[Opening RECORDS TO PROCESS section]

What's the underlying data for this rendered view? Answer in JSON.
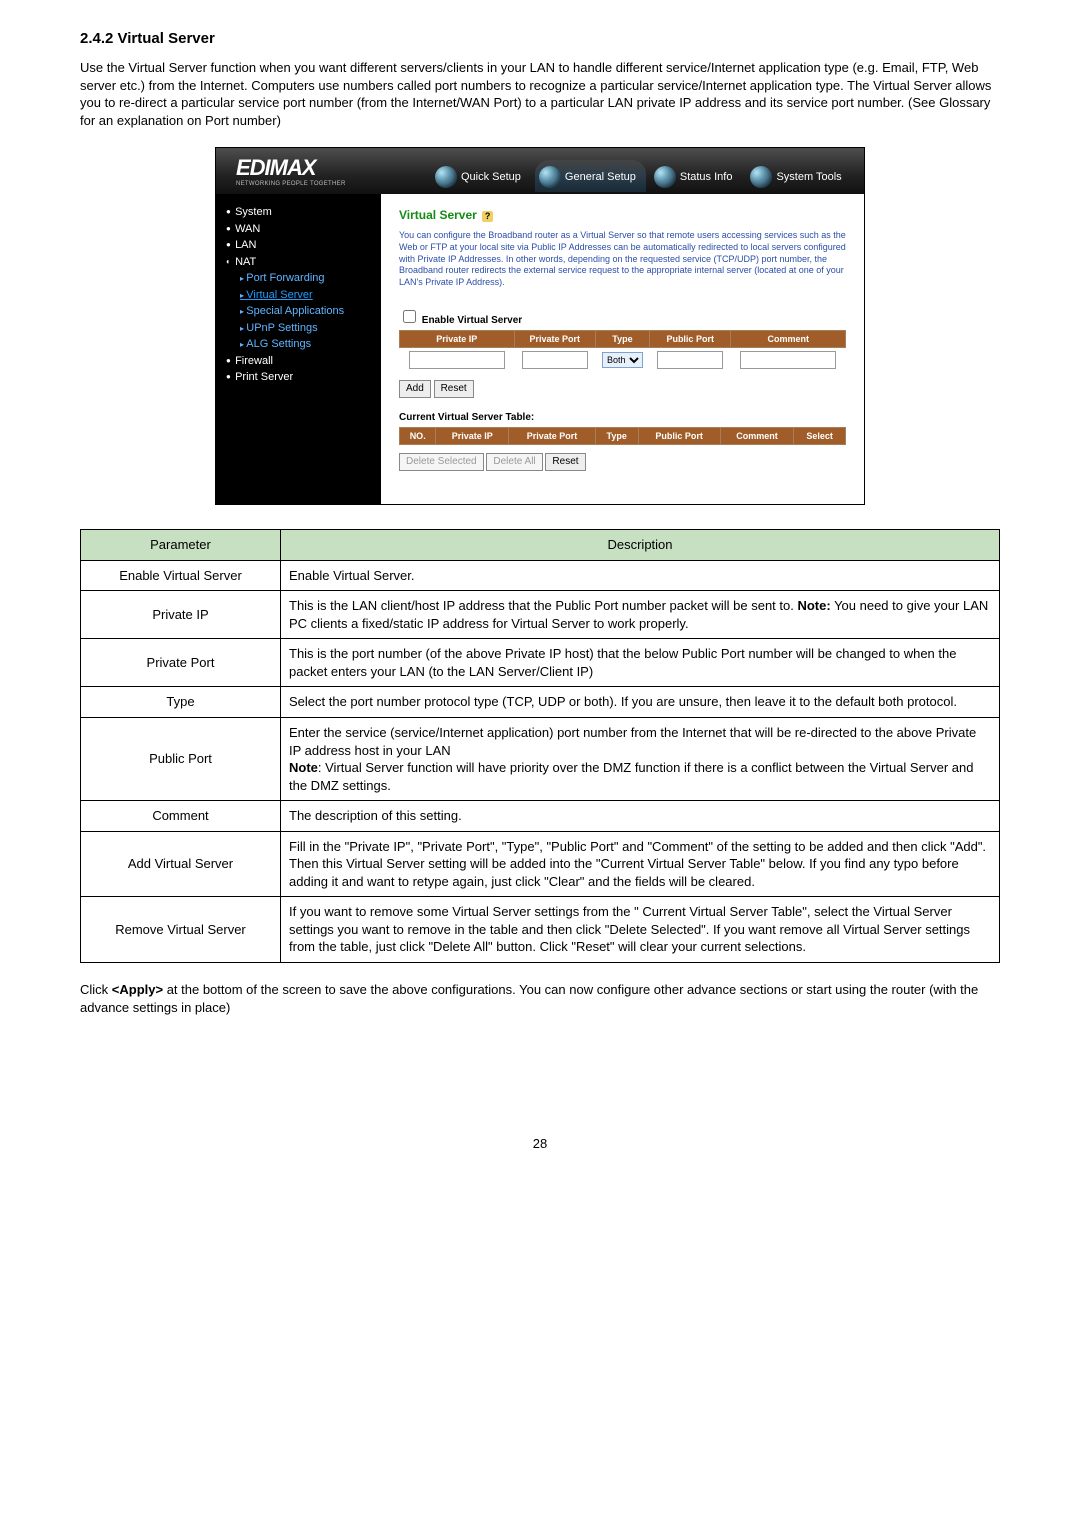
{
  "heading": "2.4.2 Virtual Server",
  "intro": "Use the Virtual Server function when you want different servers/clients in your LAN to handle different service/Internet application type (e.g. Email, FTP, Web server etc.) from the Internet. Computers use numbers called port numbers to recognize a particular service/Internet application type. The Virtual Server allows you to re-direct a particular service port number (from the Internet/WAN Port) to a particular LAN private IP address and its service port number. (See Glossary for an explanation on Port number)",
  "screenshot": {
    "logo": "EDIMAX",
    "logo_sub": "NETWORKING PEOPLE TOGETHER",
    "tabs": {
      "quick": "Quick Setup",
      "general": "General Setup",
      "status": "Status Info",
      "tools": "System Tools"
    },
    "sidebar": {
      "system": "System",
      "wan": "WAN",
      "lan": "LAN",
      "nat": "NAT",
      "port_forwarding": "Port Forwarding",
      "virtual_server": "Virtual Server",
      "special_apps": "Special Applications",
      "upnp": "UPnP Settings",
      "alg": "ALG Settings",
      "firewall": "Firewall",
      "print_server": "Print Server"
    },
    "panel": {
      "title": "Virtual Server",
      "help": "?",
      "intro": "You can configure the Broadband router as a Virtual Server so that remote users accessing services such as the Web or FTP at your local site via Public IP Addresses can be automatically redirected to local servers configured with Private IP Addresses. In other words, depending on the requested service (TCP/UDP) port number, the Broadband router redirects the external service request to the appropriate internal server (located at one of your LAN's Private IP Address).",
      "enable_label": "Enable Virtual Server",
      "cols": {
        "no": "NO.",
        "private_ip": "Private IP",
        "private_port": "Private Port",
        "type": "Type",
        "public_port": "Public Port",
        "comment": "Comment",
        "select": "Select"
      },
      "type_value": "Both",
      "add_btn": "Add",
      "reset_btn": "Reset",
      "current_title": "Current Virtual Server Table:",
      "delete_selected_btn": "Delete Selected",
      "delete_all_btn": "Delete All",
      "reset2_btn": "Reset"
    }
  },
  "table": {
    "head_param": "Parameter",
    "head_desc": "Description",
    "rows": [
      {
        "name": "Enable Virtual Server",
        "desc": "Enable Virtual Server."
      },
      {
        "name": "Private IP",
        "desc": "This is the LAN client/host IP address that the Public Port number packet will be sent to. Note: You need to give your LAN PC clients a fixed/static IP address for Virtual Server to work properly.",
        "bold_range": [
          97,
          102
        ]
      },
      {
        "name": "Private Port",
        "desc": "This is the port number (of the above Private IP host) that the below Public Port number will be changed to when the packet enters your LAN (to the LAN Server/Client IP)"
      },
      {
        "name": "Type",
        "desc": "Select the port number protocol type (TCP, UDP or both). If you are unsure, then leave it to the default both protocol."
      },
      {
        "name": "Public Port",
        "desc": "Enter the service (service/Internet application) port number from the Internet that will be re-directed to the above Private IP address host in your LAN\nNote: Virtual Server function will have priority over the DMZ function if there is a conflict between the Virtual Server and the DMZ settings.",
        "bold_prefix": "Note"
      },
      {
        "name": "Comment",
        "desc": "The description of this setting."
      },
      {
        "name": "Add Virtual Server",
        "desc": "Fill in the \"Private IP\", \"Private Port\", \"Type\", \"Public Port\" and \"Comment\" of the setting to be added and then click \"Add\". Then this Virtual Server setting will be added into the \"Current Virtual Server Table\" below. If you find any typo before adding it and want to retype again, just click \"Clear\" and the fields will be cleared."
      },
      {
        "name": "Remove Virtual Server",
        "desc": "If you want to remove some Virtual Server settings from the \" Current Virtual Server Table\", select the Virtual Server settings you want to remove in the table and then click \"Delete Selected\". If you want remove all Virtual Server settings from the table, just click \"Delete All\" button. Click \"Reset\" will clear your current selections."
      }
    ]
  },
  "footnote_pre": "Click ",
  "footnote_bold": "<Apply>",
  "footnote_post": " at the bottom of the screen to save the above configurations. You can now configure other advance sections or start using the router (with the advance settings in place)",
  "pagenum": "28"
}
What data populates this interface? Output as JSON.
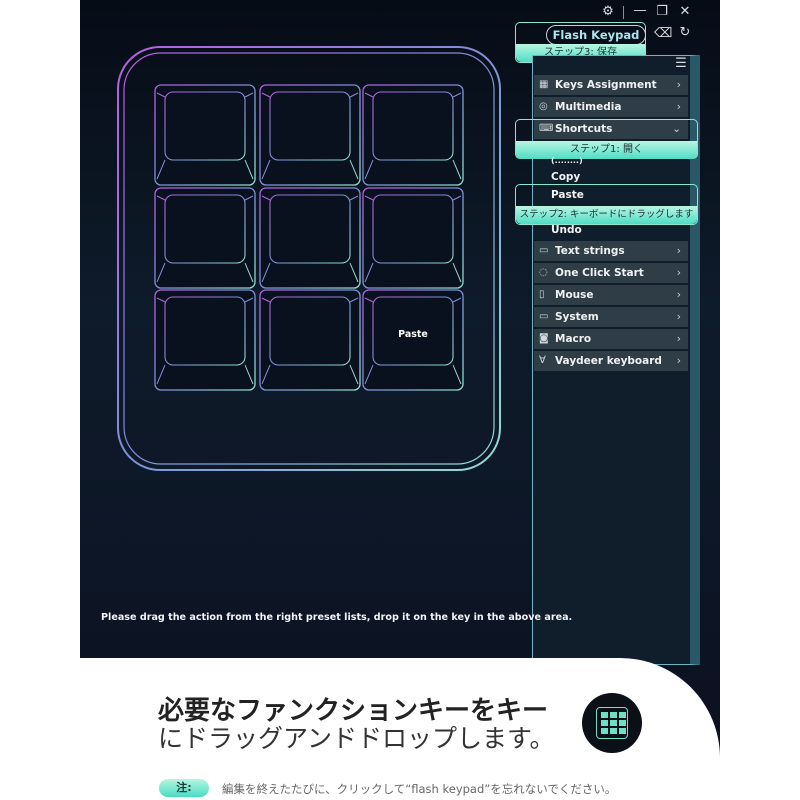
{
  "window": {
    "icons": [
      "gear-icon",
      "minimize-icon",
      "restore-icon",
      "close-icon"
    ]
  },
  "toolbar": {
    "flash_label": "Flash Keypad",
    "step3": "ステップ3: 保存"
  },
  "keypad": {
    "keys": [
      "",
      "",
      "",
      "",
      "",
      "",
      "",
      "",
      "Paste"
    ]
  },
  "sidebar": {
    "items_top": [
      {
        "label": "Keys Assignment",
        "icon": "grid-icon"
      },
      {
        "label": "Multimedia",
        "icon": "media-icon"
      },
      {
        "label": "Shortcuts",
        "icon": "shortcut-icon",
        "expanded": true
      }
    ],
    "step1": "ステップ1: 開く",
    "sub_items": [
      "(........)",
      "Copy",
      "Paste",
      "Undo"
    ],
    "step2": "ステップ2: キーボードにドラッグします",
    "items_bottom": [
      {
        "label": "Text strings",
        "icon": "text-icon"
      },
      {
        "label": "One Click Start",
        "icon": "click-icon"
      },
      {
        "label": "Mouse",
        "icon": "mouse-icon"
      },
      {
        "label": "System",
        "icon": "monitor-icon"
      },
      {
        "label": "Macro",
        "icon": "macro-icon"
      },
      {
        "label": "Vaydeer keyboard",
        "icon": "vaydeer-icon"
      }
    ]
  },
  "instruction": "Please drag the action from the right preset lists, drop it on the key in the above area.",
  "caption": {
    "line1": "必要なファンクションキーをキー",
    "line2": "にドラッグアンドドロップします。",
    "note_label": "注:",
    "note": "編集を終えたたびに、クリックして“flash keypad”を忘れないでください。"
  },
  "colors": {
    "accent": "#4fdcc5",
    "bg": "#0b1422"
  }
}
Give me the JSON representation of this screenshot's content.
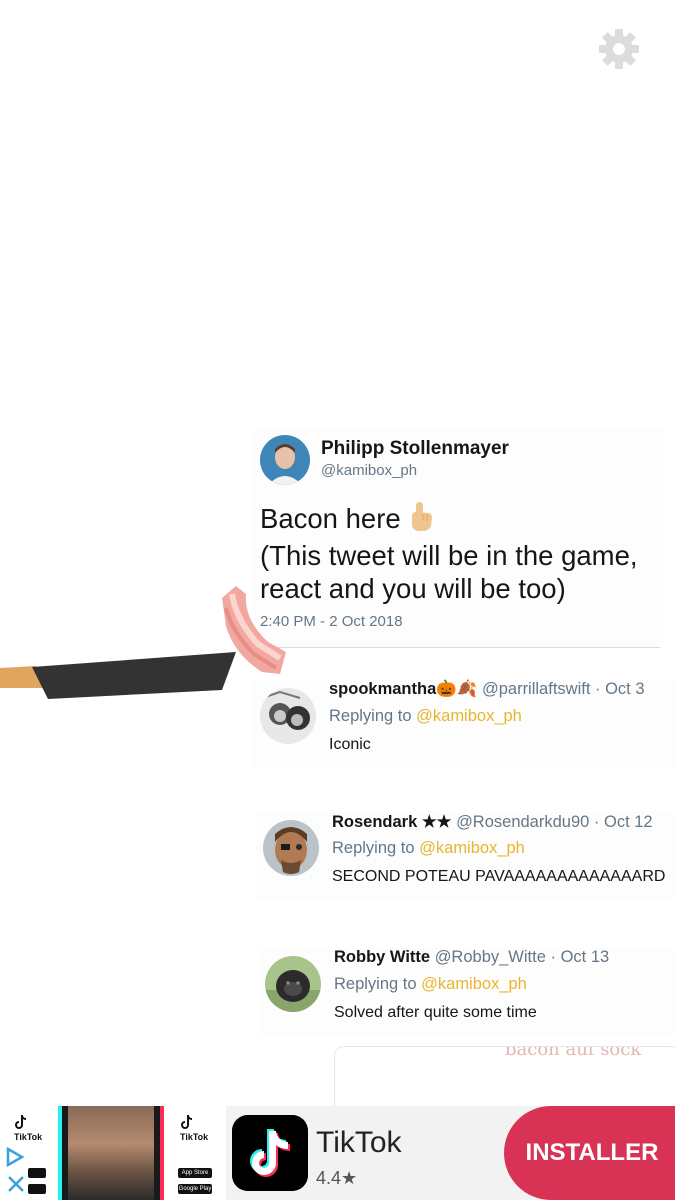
{
  "settings": {
    "icon": "gear-icon"
  },
  "tweet": {
    "author_name": "Philipp Stollenmayer",
    "author_handle": "@kamibox_ph",
    "text_lines": [
      "Bacon here",
      "(This tweet will be in the game,",
      "react and you will be too)"
    ],
    "emoji": "pointing-up-hand-icon",
    "timestamp": "2:40 PM - 2 Oct 2018"
  },
  "replies": [
    {
      "name": "spookmantha",
      "name_emoji": "🎃🍂",
      "handle": "@parrillaftswift",
      "date": "· Oct 3",
      "replying_prefix": "Replying to ",
      "replying_to": "@kamibox_ph",
      "text": "Iconic"
    },
    {
      "name": "Rosendark",
      "name_emoji": "★★",
      "handle": "@Rosendarkdu90",
      "date": "· Oct 12",
      "replying_prefix": "Replying to ",
      "replying_to": "@kamibox_ph",
      "text": "SECOND POTEAU PAVAAAAAAAAAAAAARD"
    },
    {
      "name": "Robby Witte",
      "name_emoji": "",
      "handle": "@Robby_Witte",
      "date": "· Oct 13",
      "replying_prefix": "Replying to ",
      "replying_to": "@kamibox_ph",
      "text": "Solved after quite some time"
    }
  ],
  "embed": {
    "partial_text": "bacon auf sock"
  },
  "ad": {
    "mini_brand": "TikTok",
    "badge_app_store": "App Store",
    "badge_google_play": "Google Play",
    "app_name": "TikTok",
    "rating": "4.4",
    "rating_star": "★",
    "install_label": "INSTALLER",
    "colors": {
      "install": "#d83355",
      "cyan": "#25f4ee",
      "pink": "#fe2c55"
    }
  },
  "colors": {
    "mention": "#e8b52c",
    "secondary_text": "#657786",
    "primary_text": "#14171a"
  }
}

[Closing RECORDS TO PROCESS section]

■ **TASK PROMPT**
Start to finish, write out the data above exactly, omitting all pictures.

■ **ANSWER TO THIS PROBLEM**
What's the underlying data for this rendered view? Answer in JSON.
{
  "heading": "2.4.2 Virtual Server",
  "intro": "Use the Virtual Server function when you want different servers/clients in your LAN to handle different service/Internet application type (e.g. Email, FTP, Web server etc.) from the Internet. Computers use numbers called port numbers to recognize a particular service/Internet application type. The Virtual Server allows you to re-direct a particular service port number (from the Internet/WAN Port) to a particular LAN private IP address and its service port number. (See Glossary for an explanation on Port number)",
  "screenshot": {
    "logo": "EDIMAX",
    "logo_sub": "NETWORKING PEOPLE TOGETHER",
    "tabs": {
      "quick": "Quick Setup",
      "general": "General Setup",
      "status": "Status Info",
      "tools": "System Tools"
    },
    "sidebar": {
      "system": "System",
      "wan": "WAN",
      "lan": "LAN",
      "nat": "NAT",
      "port_forwarding": "Port Forwarding",
      "virtual_server": "Virtual Server",
      "special_apps": "Special Applications",
      "upnp": "UPnP Settings",
      "alg": "ALG Settings",
      "firewall": "Firewall",
      "print_server": "Print Server"
    },
    "panel": {
      "title": "Virtual Server",
      "help": "?",
      "intro": "You can configure the Broadband router as a Virtual Server so that remote users accessing services such as the Web or FTP at your local site via Public IP Addresses can be automatically redirected to local servers configured with Private IP Addresses. In other words, depending on the requested service (TCP/UDP) port number, the Broadband router redirects the external service request to the appropriate internal server (located at one of your LAN's Private IP Address).",
      "enable_label": "Enable Virtual Server",
      "cols": {
        "no": "NO.",
        "private_ip": "Private IP",
        "private_port": "Private Port",
        "type": "Type",
        "public_port": "Public Port",
        "comment": "Comment",
        "select": "Select"
      },
      "type_value": "Both",
      "add_btn": "Add",
      "reset_btn": "Reset",
      "current_title": "Current Virtual Server Table:",
      "delete_selected_btn": "Delete Selected",
      "delete_all_btn": "Delete All",
      "reset2_btn": "Reset"
    }
  },
  "table": {
    "head_param": "Parameter",
    "head_desc": "Description",
    "rows": [
      {
        "name": "Enable Virtual Server",
        "desc": "Enable Virtual Server."
      },
      {
        "name": "Private IP",
        "desc": "This is the LAN client/host IP address that the Public Port number packet will be sent to. Note: You need to give your LAN PC clients a fixed/static IP address for Virtual Server to work properly.",
        "bold_range": [
          97,
          102
        ]
      },
      {
        "name": "Private Port",
        "desc": "This is the port number (of the above Private IP host) that the below Public Port number will be changed to when the packet enters your LAN (to the LAN Server/Client IP)"
      },
      {
        "name": "Type",
        "desc": "Select the port number protocol type (TCP, UDP or both). If you are unsure, then leave it to the default both protocol."
      },
      {
        "name": "Public Port",
        "desc": "Enter the service (service/Internet application) port number from the Internet that will be re-directed to the above Private IP address host in your LAN\nNote: Virtual Server function will have priority over the DMZ function if there is a conflict between the Virtual Server and the DMZ settings.",
        "bold_prefix": "Note"
      },
      {
        "name": "Comment",
        "desc": "The description of this setting."
      },
      {
        "name": "Add Virtual Server",
        "desc": "Fill in the \"Private IP\", \"Private Port\", \"Type\", \"Public Port\" and \"Comment\" of the setting to be added and then click \"Add\". Then this Virtual Server setting will be added into the \"Current Virtual Server Table\" below. If you find any typo before adding it and want to retype again, just click \"Clear\" and the fields will be cleared."
      },
      {
        "name": "Remove Virtual Server",
        "desc": "If you want to remove some Virtual Server settings from the \" Current Virtual Server Table\", select the Virtual Server settings you want to remove in the table and then click \"Delete Selected\". If you want remove all Virtual Server settings from the table, just click \"Delete All\" button. Click \"Reset\" will clear your current selections."
      }
    ]
  },
  "footnote_pre": "Click ",
  "footnote_bold": "<Apply>",
  "footnote_post": " at the bottom of the screen to save the above configurations. You can now configure other advance sections or start using the router (with the advance settings in place)",
  "pagenum": "28"
}
What data populates this interface? Output as JSON.
{
  "window": {
    "icons": [
      "gear-icon",
      "minimize-icon",
      "restore-icon",
      "close-icon"
    ]
  },
  "toolbar": {
    "flash_label": "Flash Keypad",
    "step3": "ステップ3: 保存"
  },
  "keypad": {
    "keys": [
      "",
      "",
      "",
      "",
      "",
      "",
      "",
      "",
      "Paste"
    ]
  },
  "sidebar": {
    "items_top": [
      {
        "label": "Keys Assignment",
        "icon": "grid-icon"
      },
      {
        "label": "Multimedia",
        "icon": "media-icon"
      },
      {
        "label": "Shortcuts",
        "icon": "shortcut-icon",
        "expanded": true
      }
    ],
    "step1": "ステップ1: 開く",
    "sub_items": [
      "(........)",
      "Copy",
      "Paste",
      "Undo"
    ],
    "step2": "ステップ2: キーボードにドラッグします",
    "items_bottom": [
      {
        "label": "Text strings",
        "icon": "text-icon"
      },
      {
        "label": "One Click Start",
        "icon": "click-icon"
      },
      {
        "label": "Mouse",
        "icon": "mouse-icon"
      },
      {
        "label": "System",
        "icon": "monitor-icon"
      },
      {
        "label": "Macro",
        "icon": "macro-icon"
      },
      {
        "label": "Vaydeer keyboard",
        "icon": "vaydeer-icon"
      }
    ]
  },
  "instruction": "Please drag the action from the right preset lists, drop it on the key in the above area.",
  "caption": {
    "line1": "必要なファンクションキーをキー",
    "line2": "にドラッグアンドドロップします。",
    "note_label": "注:",
    "note": "編集を終えたたびに、クリックして“flash keypad”を忘れないでください。"
  },
  "colors": {
    "accent": "#4fdcc5",
    "bg": "#0b1422"
  }
}
Give me the JSON representation of this screenshot's content.
{
  "settings": {
    "icon": "gear-icon"
  },
  "tweet": {
    "author_name": "Philipp Stollenmayer",
    "author_handle": "@kamibox_ph",
    "text_lines": [
      "Bacon here",
      "(This tweet will be in the game,",
      "react and you will be too)"
    ],
    "emoji": "pointing-up-hand-icon",
    "timestamp": "2:40 PM - 2 Oct 2018"
  },
  "replies": [
    {
      "name": "spookmantha",
      "name_emoji": "🎃🍂",
      "handle": "@parrillaftswift",
      "date": "· Oct 3",
      "replying_prefix": "Replying to ",
      "replying_to": "@kamibox_ph",
      "text": "Iconic"
    },
    {
      "name": "Rosendark",
      "name_emoji": "★★",
      "handle": "@Rosendarkdu90",
      "date": "· Oct 12",
      "replying_prefix": "Replying to ",
      "replying_to": "@kamibox_ph",
      "text": "SECOND POTEAU PAVAAAAAAAAAAAAARD"
    },
    {
      "name": "Robby Witte",
      "name_emoji": "",
      "handle": "@Robby_Witte",
      "date": "· Oct 13",
      "replying_prefix": "Replying to ",
      "replying_to": "@kamibox_ph",
      "text": "Solved after quite some time"
    }
  ],
  "embed": {
    "partial_text": "bacon auf sock"
  },
  "ad": {
    "mini_brand": "TikTok",
    "badge_app_store": "App Store",
    "badge_google_play": "Google Play",
    "app_name": "TikTok",
    "rating": "4.4",
    "rating_star": "★",
    "install_label": "INSTALLER",
    "colors": {
      "install": "#d83355",
      "cyan": "#25f4ee",
      "pink": "#fe2c55"
    }
  },
  "colors": {
    "mention": "#e8b52c",
    "secondary_text": "#657786",
    "primary_text": "#14171a"
  }
}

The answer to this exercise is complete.